_Aim of the exercise:_ Reproduce the records below exactly as they are written.

_Supplied records:_
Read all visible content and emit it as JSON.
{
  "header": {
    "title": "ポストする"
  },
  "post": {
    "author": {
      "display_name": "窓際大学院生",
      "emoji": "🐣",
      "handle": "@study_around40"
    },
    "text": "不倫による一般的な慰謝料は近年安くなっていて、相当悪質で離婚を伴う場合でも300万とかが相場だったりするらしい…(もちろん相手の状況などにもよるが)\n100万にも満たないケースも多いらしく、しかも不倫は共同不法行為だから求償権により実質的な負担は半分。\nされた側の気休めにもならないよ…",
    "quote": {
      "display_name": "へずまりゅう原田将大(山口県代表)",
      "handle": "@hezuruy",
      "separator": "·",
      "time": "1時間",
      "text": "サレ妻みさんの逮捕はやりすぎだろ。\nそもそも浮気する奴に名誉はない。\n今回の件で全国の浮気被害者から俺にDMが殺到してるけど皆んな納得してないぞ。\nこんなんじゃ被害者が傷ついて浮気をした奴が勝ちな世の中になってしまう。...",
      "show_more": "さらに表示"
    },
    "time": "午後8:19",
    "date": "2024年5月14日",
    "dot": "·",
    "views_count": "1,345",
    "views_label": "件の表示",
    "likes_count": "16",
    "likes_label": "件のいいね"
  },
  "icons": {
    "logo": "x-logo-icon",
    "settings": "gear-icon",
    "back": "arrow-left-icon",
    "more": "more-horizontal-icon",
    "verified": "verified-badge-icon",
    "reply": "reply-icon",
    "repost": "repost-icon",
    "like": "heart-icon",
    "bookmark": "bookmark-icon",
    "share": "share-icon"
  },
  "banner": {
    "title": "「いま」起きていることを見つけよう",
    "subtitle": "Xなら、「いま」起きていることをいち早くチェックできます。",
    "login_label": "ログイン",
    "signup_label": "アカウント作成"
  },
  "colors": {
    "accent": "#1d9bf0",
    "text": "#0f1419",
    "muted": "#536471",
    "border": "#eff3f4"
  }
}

_Answer to the problem:_
Read all visible content and emit it as JSON.
{
  "header": {
    "title": "ポストする"
  },
  "post": {
    "author": {
      "display_name": "窓際大学院生",
      "emoji": "🐣",
      "handle": "@study_around40"
    },
    "text": "不倫による一般的な慰謝料は近年安くなっていて、相当悪質で離婚を伴う場合でも300万とかが相場だったりするらしい…(もちろん相手の状況などにもよるが)\n100万にも満たないケースも多いらしく、しかも不倫は共同不法行為だから求償権により実質的な負担は半分。\nされた側の気休めにもならないよ…",
    "quote": {
      "display_name": "へずまりゅう原田将大(山口県代表)",
      "handle": "@hezuruy",
      "separator": "·",
      "time": "1時間",
      "text": "サレ妻みさんの逮捕はやりすぎだろ。\nそもそも浮気する奴に名誉はない。\n今回の件で全国の浮気被害者から俺にDMが殺到してるけど皆んな納得してないぞ。\nこんなんじゃ被害者が傷ついて浮気をした奴が勝ちな世の中になってしまう。...",
      "show_more": "さらに表示"
    },
    "time": "午後8:19",
    "date": "2024年5月14日",
    "dot": "·",
    "views_count": "1,345",
    "views_label": "件の表示",
    "likes_count": "16",
    "likes_label": "件のいいね"
  },
  "icons": {
    "logo": "x-logo-icon",
    "settings": "gear-icon",
    "back": "arrow-left-icon",
    "more": "more-horizontal-icon",
    "verified": "verified-badge-icon",
    "reply": "reply-icon",
    "repost": "repost-icon",
    "like": "heart-icon",
    "bookmark": "bookmark-icon",
    "share": "share-icon"
  },
  "banner": {
    "title": "「いま」起きていることを見つけよう",
    "subtitle": "Xなら、「いま」起きていることをいち早くチェックできます。",
    "login_label": "ログイン",
    "signup_label": "アカウント作成"
  },
  "colors": {
    "accent": "#1d9bf0",
    "text": "#0f1419",
    "muted": "#536471",
    "border": "#eff3f4"
  }
}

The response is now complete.